In either case, it is considered that a laser irradiation dose of several hundred joules per square centimeter or higher is required in this therapy.

INDUSTRIAL APPLICABILITY

When the therapy apparatus using photodynamic therapy of the present invention is used, the abnormal electrical conduction site or the hyperexcitability occurring site in the cardiac muscle is ablated by a light chemical reaction in which tissue cells are necrotized by not heat but active oxygen to block abnormal conduction in the cardiac muscle. Therefore, a damage to cardiac muscle tissues and surrounding tissues thereof is reduced. Furthermore, when the therapy apparatus of the present invention is used in the vicinity of the pulmonary vein for the treatment of atrial fibrillation, adverse photosensitizer reactions such as stenosis caused by destruction of surrounding tissues thereof by heat can also be reduced. In particular, the apparatus of the present invention targets a test subject receiving a water-soluble photosensitizer such as talaporfin sodium. Since a water-soluble photosensitizer is accumulated in the extracellular interstitium of the cardiac muscle at a treatment site in a short time, treatment can be started in a short time after administration of the photosensitizer. Since the target site is cauterized by heat in conventional methods for treating arrhythmia by high frequency catheter ablation, normal tissues surrounding the target site are also cauterized due to the conduction of heat, and it is impossible to confine the treatment site to the target site alone. However, the treatment site can be restricted when the apparatus of the present invention is used because heat that can be conducted is not used, and ablation is performed by a light chemical reaction using a light ray whose reachable region can be restricted. For example, when the apparatus of the present invention is used for the treatment of atrial fibrillation, adverse photosensitizer reactions such as perforation of surrounding tissues such as esophagus can be reduced. Furthermore, pain due to pyrexia can be avoided. Furthermore, since continuous ablation is enabled as compared with cauterization by heat, the procedure time can be shortened.
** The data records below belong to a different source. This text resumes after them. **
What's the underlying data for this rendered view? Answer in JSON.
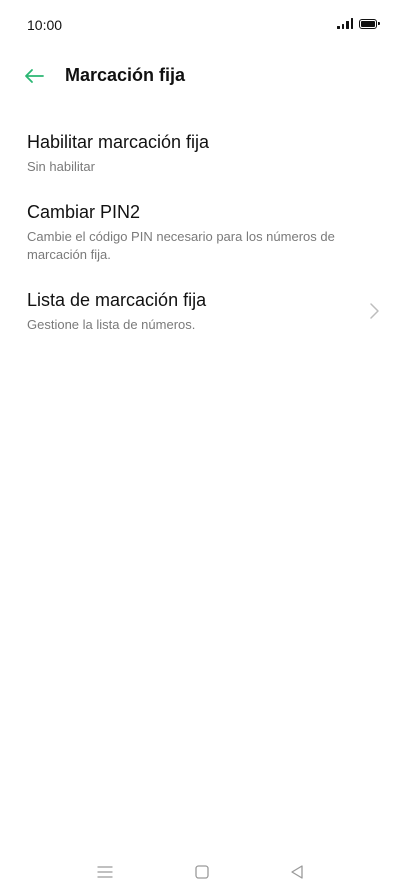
{
  "status_bar": {
    "time": "10:00",
    "icons": [
      "signal-icon",
      "battery-icon"
    ]
  },
  "app_bar": {
    "back_icon": "arrow-left-icon",
    "title": "Marcación fija",
    "accent_color": "#2bb673"
  },
  "settings": [
    {
      "title": "Habilitar marcación fija",
      "subtitle": "Sin habilitar",
      "has_chevron": false
    },
    {
      "title": "Cambiar PIN2",
      "subtitle": "Cambie el código PIN necesario para los números de marcación fija.",
      "has_chevron": false
    },
    {
      "title": "Lista de marcación fija",
      "subtitle": "Gestione la lista de números.",
      "has_chevron": true,
      "chevron_icon": "chevron-right-icon"
    }
  ],
  "nav_bar": {
    "icons": [
      "menu-icon",
      "home-square-icon",
      "back-triangle-icon"
    ]
  }
}
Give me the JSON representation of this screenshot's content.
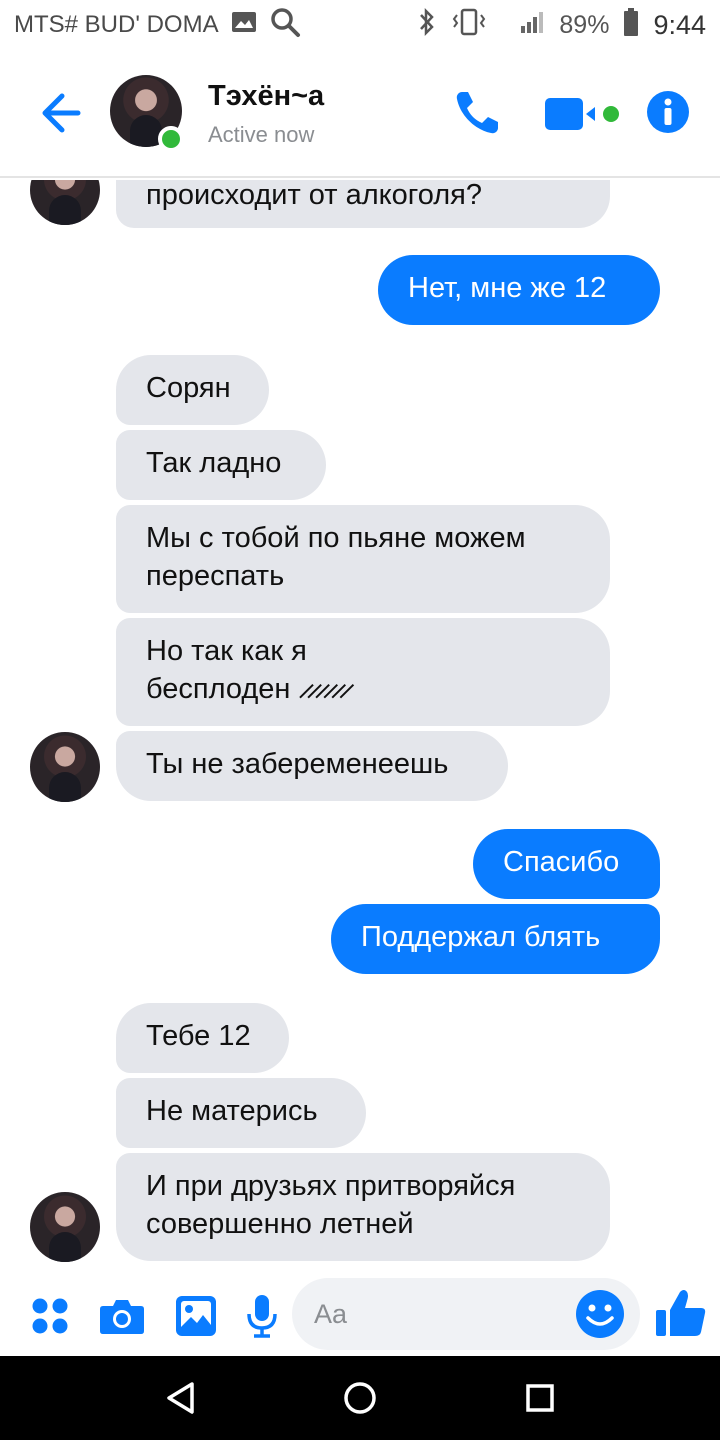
{
  "status_bar": {
    "carrier": "MTS# BUD' DOMA",
    "battery": "89%",
    "time": "9:44"
  },
  "header": {
    "contact_name": "Тэхён~а",
    "status": "Active now"
  },
  "messages": [
    {
      "side": "in",
      "text": "происходит от алкоголя?"
    },
    {
      "side": "out",
      "text": "Нет, мне же 12"
    },
    {
      "side": "in",
      "text": "Сорян"
    },
    {
      "side": "in",
      "text": "Так ладно"
    },
    {
      "side": "in",
      "text": "Мы с тобой по пьяне можем\nпереспать"
    },
    {
      "side": "in",
      "text": "Но так как я\nбесплоден  ̷ ̷ ̷ ̷ ̷ ̷"
    },
    {
      "side": "in",
      "text": "Ты не забеременеешь"
    },
    {
      "side": "out",
      "text": "Спасибо"
    },
    {
      "side": "out",
      "text": "Поддержал блять"
    },
    {
      "side": "in",
      "text": "Тебе 12"
    },
    {
      "side": "in",
      "text": "Не матерись"
    },
    {
      "side": "in",
      "text": "И при друзьях притворяйся\nсовершенно летней"
    }
  ],
  "composer": {
    "placeholder": "Aa"
  },
  "colors": {
    "accent": "#0a7cff",
    "incoming_bubble": "#e4e6eb",
    "online": "#31b93a"
  },
  "icons": {
    "back": "arrow-left-icon",
    "call": "phone-icon",
    "video": "video-camera-icon",
    "info": "info-icon",
    "apps": "four-dots-icon",
    "camera": "camera-icon",
    "gallery": "image-icon",
    "mic": "microphone-icon",
    "emoji": "smile-icon",
    "like": "thumbs-up-icon"
  }
}
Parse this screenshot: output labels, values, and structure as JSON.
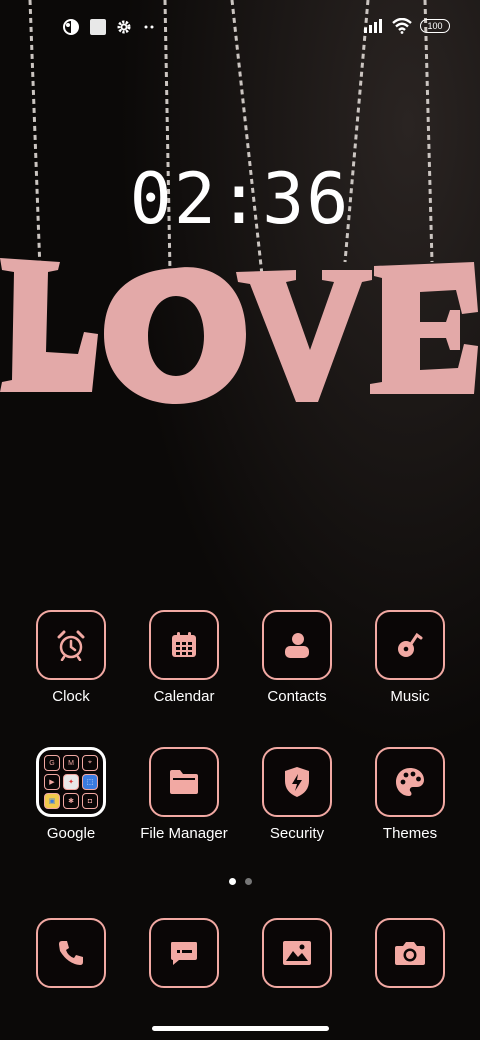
{
  "status_bar": {
    "battery_level": "100",
    "left_icons": [
      "notification-app-icon",
      "notification-square-icon",
      "settings-gear-icon",
      "more-dots-icon"
    ],
    "right_icons": [
      "signal-icon",
      "wifi-icon",
      "battery-icon"
    ]
  },
  "wallpaper": {
    "word": "LOVE"
  },
  "clock": {
    "time": "02:36"
  },
  "apps": [
    {
      "id": "clock",
      "label": "Clock",
      "icon": "alarm-clock-icon"
    },
    {
      "id": "calendar",
      "label": "Calendar",
      "icon": "calendar-icon"
    },
    {
      "id": "contacts",
      "label": "Contacts",
      "icon": "contacts-icon"
    },
    {
      "id": "music",
      "label": "Music",
      "icon": "music-note-icon"
    },
    {
      "id": "google",
      "label": "Google",
      "icon": "google-folder-icon"
    },
    {
      "id": "file-manager",
      "label": "File Manager",
      "icon": "folder-icon"
    },
    {
      "id": "security",
      "label": "Security",
      "icon": "shield-icon"
    },
    {
      "id": "themes",
      "label": "Themes",
      "icon": "palette-icon"
    }
  ],
  "google_folder": {
    "mini_labels": [
      "G",
      "M",
      "⌖",
      "▶",
      "✦",
      "⬚",
      "▣",
      "✱",
      "◘"
    ]
  },
  "dock": [
    {
      "id": "phone",
      "icon": "phone-icon"
    },
    {
      "id": "messages",
      "icon": "message-icon"
    },
    {
      "id": "gallery",
      "icon": "gallery-icon"
    },
    {
      "id": "camera",
      "icon": "camera-icon"
    }
  ],
  "page_indicator": {
    "pages": 2,
    "current": 1
  },
  "colors": {
    "accent": "#f2a9a3",
    "background": "#0b0908",
    "text": "#ffffff"
  }
}
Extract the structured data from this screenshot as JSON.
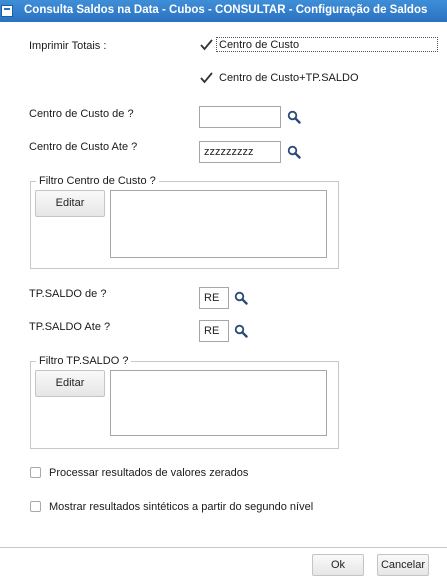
{
  "window": {
    "title": "Consulta Saldos na Data - Cubos - CONSULTAR - Configuração de Saldos"
  },
  "form": {
    "imprimir_totais_label": "Imprimir Totais :",
    "chk_centro_custo_label": "Centro de Custo",
    "chk_centro_custo_checked": true,
    "chk_centro_custo_tpsaldo_label": "Centro de Custo+TP.SALDO",
    "chk_centro_custo_tpsaldo_checked": true,
    "cc_de_label": "Centro de Custo de  ?",
    "cc_de_value": "",
    "cc_ate_label": "Centro de Custo Ate  ?",
    "cc_ate_value": "zzzzzzzzz",
    "filtro_cc_title": "Filtro Centro de Custo ?",
    "filtro_cc_button": "Editar",
    "tps_de_label": "TP.SALDO de  ?",
    "tps_de_value": "RE",
    "tps_ate_label": "TP.SALDO Ate  ?",
    "tps_ate_value": "RE",
    "filtro_tps_title": "Filtro TP.SALDO ?",
    "filtro_tps_button": "Editar",
    "chk_processar_label": "Processar resultados de valores zerados",
    "chk_processar_checked": false,
    "chk_mostrar_label": "Mostrar resultados sintéticos a partir do segundo nível",
    "chk_mostrar_checked": false
  },
  "footer": {
    "ok_label": "Ok",
    "cancel_label": "Cancelar"
  }
}
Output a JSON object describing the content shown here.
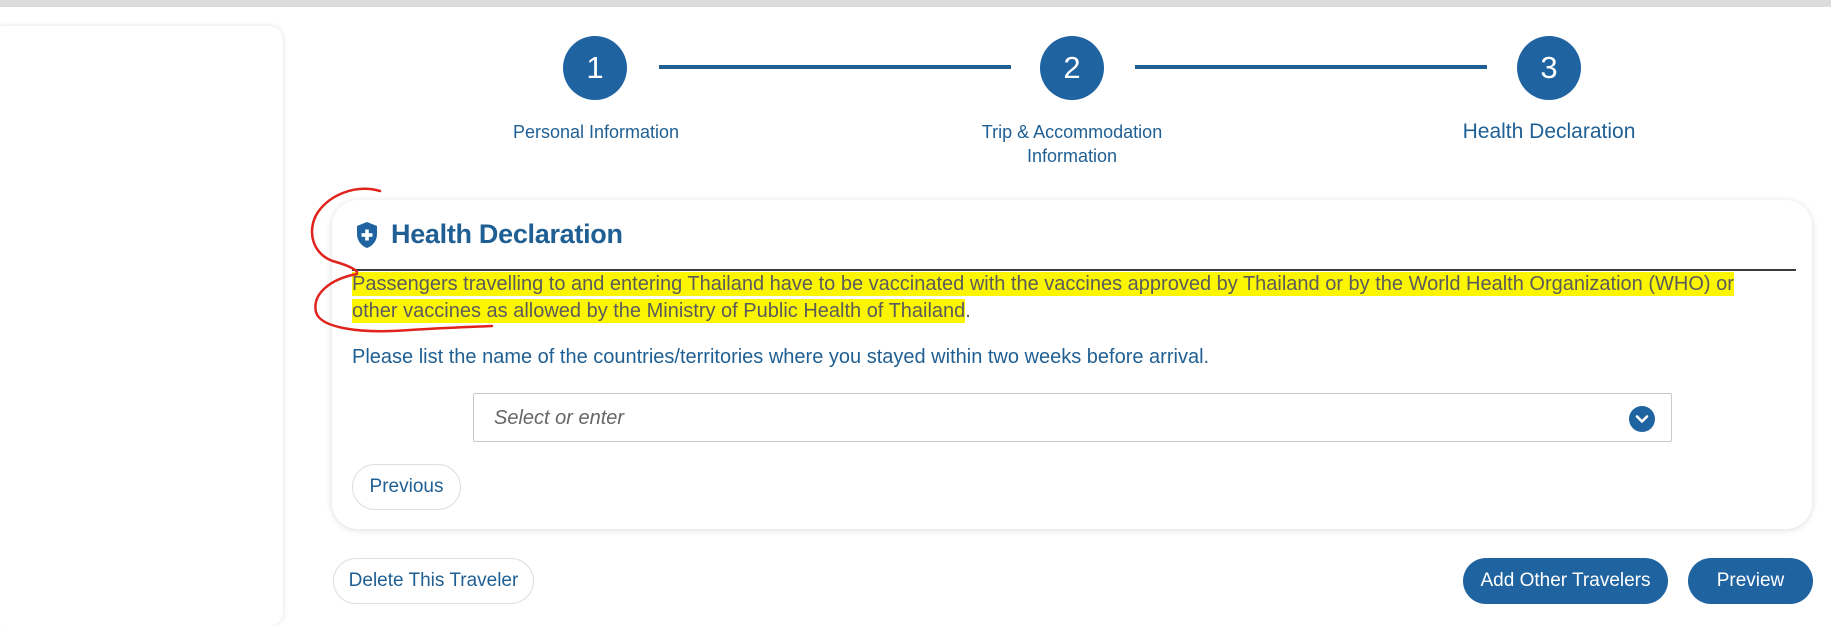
{
  "stepper": {
    "steps": [
      {
        "number": "1",
        "label": "Personal Information"
      },
      {
        "number": "2",
        "label_line1": "Trip & Accommodation",
        "label_line2": "Information"
      },
      {
        "number": "3",
        "label": "Health Declaration"
      }
    ],
    "active_step": 3
  },
  "card": {
    "icon": "shield-plus-icon",
    "title": "Health Declaration",
    "notice": {
      "line1": "Passengers travelling to and entering Thailand have to be vaccinated with the vaccines approved by Thailand or by the World Health Organization (WHO) or",
      "line2": "other vaccines as allowed by the Ministry of Public Health of Thailand",
      "line2_suffix": "."
    },
    "prompt": "Please list the name of the countries/territories where you stayed within two weeks before arrival.",
    "country_select": {
      "placeholder": "Select or enter",
      "value": ""
    },
    "previous_button": "Previous"
  },
  "footer": {
    "delete_button": "Delete This Traveler",
    "add_travelers_button": "Add Other Travelers",
    "preview_button": "Preview"
  },
  "colors": {
    "primary": "#1f63a1",
    "text_blue": "#1f5f93",
    "highlight": "#fbf600",
    "annotation_red": "#e0231c"
  }
}
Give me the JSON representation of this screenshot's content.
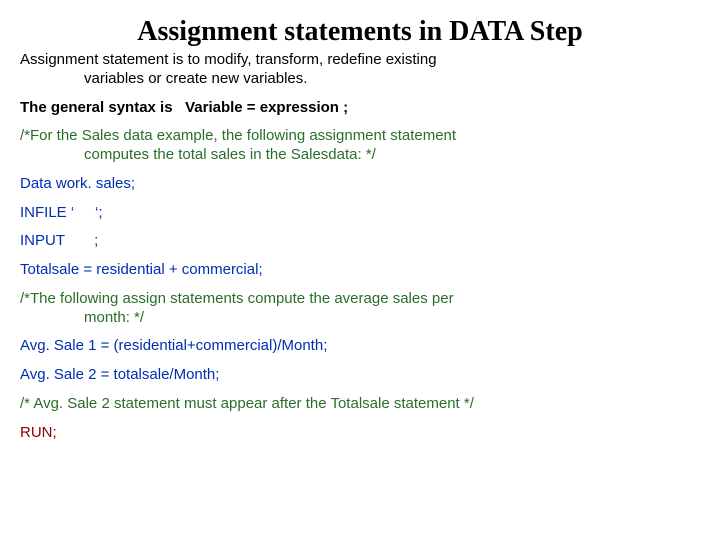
{
  "title": "Assignment statements in DATA Step",
  "intro_line1": "Assignment statement is to modify, transform, redefine existing",
  "intro_line2": "variables or create new variables.",
  "syntax_label": "The general syntax is",
  "syntax_pad": "   ",
  "syntax_expr": "Variable = expression ;",
  "comment1_line1": "/*For the Sales data example, the following assignment statement",
  "comment1_line2": "computes the total sales in the Salesdata: */",
  "code": {
    "data_l": "Data",
    "data_r": " work. sales;",
    "infile_l": "INFILE",
    "infile_r": " ‘     ‘;",
    "input_l": "INPUT",
    "input_r": "       ;",
    "totalsale": "Totalsale = residential + commercial;"
  },
  "comment2_line1": "/*The following assign statements compute the average sales per",
  "comment2_line2": "month: */",
  "avg1": "Avg. Sale 1 = (residential+commercial)/Month;",
  "avg2": "Avg. Sale 2 = totalsale/Month;",
  "comment3": "/* Avg. Sale 2 statement must appear after the Totalsale statement */",
  "run": "RUN;"
}
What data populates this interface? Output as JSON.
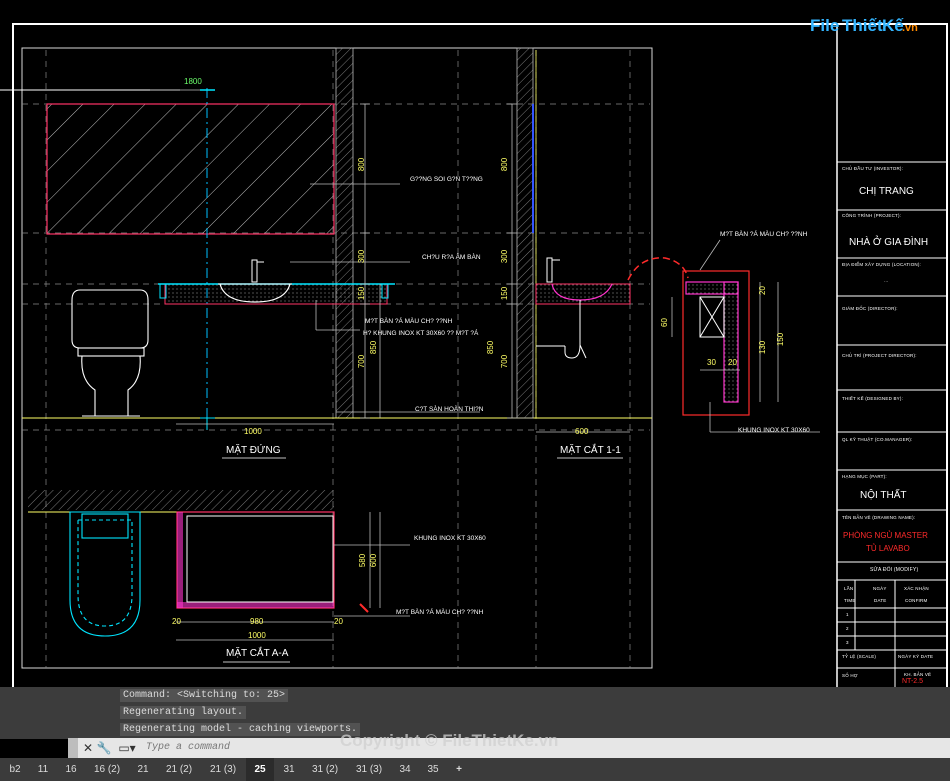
{
  "logo": {
    "file": "File",
    "thiet": "Thiết",
    "ke": "Kế",
    "vn": ".vn"
  },
  "drawing": {
    "dims": {
      "d1800": "1800",
      "d800a": "800",
      "d300a": "300",
      "d150a": "150",
      "d850a": "850",
      "d700a": "700",
      "d1000a": "1000",
      "d800b": "800",
      "d300b": "300",
      "d150b": "150",
      "d850b": "850",
      "d700b": "700",
      "d600": "600",
      "d20a": "20",
      "d60": "60",
      "d130": "130",
      "d150c": "150",
      "d30": "30",
      "d20b": "20",
      "d580": "580",
      "d600b": "600",
      "d20c": "20",
      "d980": "980",
      "d20d": "20",
      "d1000b": "1000"
    },
    "notes": {
      "guong": "G??NG SOI G?N T??NG",
      "chau": "CH?U R?A ÂM BÀN",
      "matban": "M?T BÀN ?Á MÀU CH? ??NH",
      "khung": "H? KHUNG INOX KT 30X60 ?? M?T ?Á",
      "cos": "C?T SÀN HOÀN THI?N",
      "matban_detail": "M?T BÀN ?Á MÀU CH? ??NH",
      "khung_detail": "KHUNG INOX KT 30X60",
      "khung_aa": "KHUNG INOX KT 30X60",
      "matban_aa": "M?T BÀN ?Á MÀU CH? ??NH"
    },
    "views": {
      "mat_dung": "MẶT ĐỨNG",
      "mat_cat_11": "MẶT CẮT 1-1",
      "mat_cat_aa": "MẶT CẮT A-A"
    }
  },
  "title_block": {
    "investor_label": "CHỦ ĐẦU TƯ (INVESTOR):",
    "investor": "CHỊ TRANG",
    "project_label": "CÔNG TRÌNH (PROJECT):",
    "project": "NHÀ Ở GIA ĐÌNH",
    "location_label": "ĐỊA ĐIỂM XÂY DỰNG (LOCATION):",
    "location": "...",
    "director_label": "GIÁM ĐỐC (DIRECTOR):",
    "pd_label": "CHỦ TRÌ (PROJECT DIRECTOR):",
    "designer_label": "THIẾT KẾ (DESIGNED BY):",
    "manager_label": "QL KỸ THUẬT (CO.MANAGER):",
    "part_label": "HẠNG MỤC (PART):",
    "part": "NỘI THẤT",
    "drawing_label": "TÊN BẢN VẼ (DRAWING NAME):",
    "drawing_line1": "PHÒNG NGỦ MASTER",
    "drawing_line2": "TỦ LAVABO",
    "modify_label": "SỬA ĐỔI (MODIFY)",
    "rev_col1": "LẦN",
    "rev_col1b": "TIME",
    "rev_col2": "NGÀY",
    "rev_col2b": "DATE",
    "rev_col3": "XÁC NHẬN",
    "rev_col3b": "CONFIRM",
    "rev_rows": [
      "1",
      "2",
      "3"
    ],
    "scale_label": "TỶ LỆ (SCALE)",
    "date_label": "NGÀY KÝ DATE",
    "no_label": "SỐ HỢ",
    "sheet_label": "KH. BẢN VẼ",
    "sheet": "NT-2.5"
  },
  "command": {
    "history": [
      "Command:  <Switching to: 25>",
      "Regenerating layout.",
      "Regenerating model - caching viewports."
    ],
    "placeholder": "Type a command"
  },
  "tabs": [
    "b2",
    "11",
    "16",
    "16 (2)",
    "21",
    "21 (2)",
    "21 (3)",
    "25",
    "31",
    "31 (2)",
    "31 (3)",
    "34",
    "35",
    "+"
  ],
  "active_tab": "25",
  "watermark": "Copyright © FileThietKe.vn"
}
All the publications, patents, and patent applications cited throughout the present specification are hereby incorporated by reference into the present specification.